As a student, you should be focused on the points and the descriptions of the top point categories.  Doing this can help you notice where points are allocated in places you might not expect.  For example, to earn the full 20 points in effort and participation, you must have “participated in all class discussion” as opposed to the “participated in the most class discussion” in the 15-point category.  You may not have realized this about the art project, but failing to participate in class could lose you up to 20 points on your art project that you didn’t realize required participation.

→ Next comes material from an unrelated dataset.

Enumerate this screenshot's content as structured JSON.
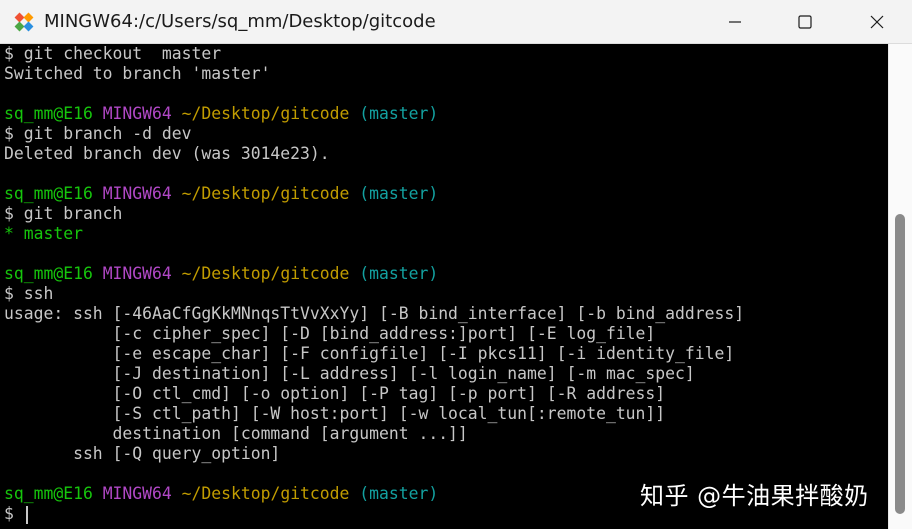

Similarly, we could pick up on other cues in the 20-point categories, such as “exceptional care and attention to detail,” “explores several different options,” and “complete and consistent.”  These may not have been factors you were considering when beginning the project.  However, you can now use these to help craft an ideal project.  It is important to know, for example, that your neatness and carefulness accounts for the same point total as your overall creativity.

These tactics follow for other rubrics, as well.  Many teachers even include concrete criteria, such as “includes three examples of figurative language,” “has two or fewer spelling and grammar mistakes,” or “clearly lists all relevant equations at the start of the problem.”  These are what you should be taking advantage of.  Your teacher will be referring to the rubric while grading, so you want to make it as easy as possible for them to see that you are in the top categories.

For the example are rubric above, you would want to make sure that your teacher can see: 1. That you had a unique idea or that you took risks and used several options, 2. That you understand and utilized elements, you learned in class, 3. That your work is neat and has fine details, 4. That you followed and completed the assignment thoroughly, and 5. That you participated in every class and visibly strived for success.

This may seem like restating the rubric, but the idea is to focus on as many concrete, literal ideas as you can – even for something as subjective as an art project.  Your job is to make it obvious to the teacher which category your work should be in.  This may mean adding or altering your work to make certain areas more clearly fit the rubric.  Remember, a project, essay, or answer doesn’t have to follow a rubric can still be a great piece of work – but if you want the easiest path to the best grade, the rubric is where you should be looking from the start.

Book your private Anaheim tutor from TutorNerds today!

Michael C. is currently a private math, science, and standardized test tutor with TutorNerds in Irvine and Anaheim.

tutor logo Ask A Nerd! SAT Subject TestsAll blog entries, except for guest bloggers, are written by Tutor Nerds. Are you an education professional? If so, email us at pr@tutornerds.com for guest blogging and collaborations. We want to make this the best free education resource in SoCal, so feel free to suggest what you would like to see us write.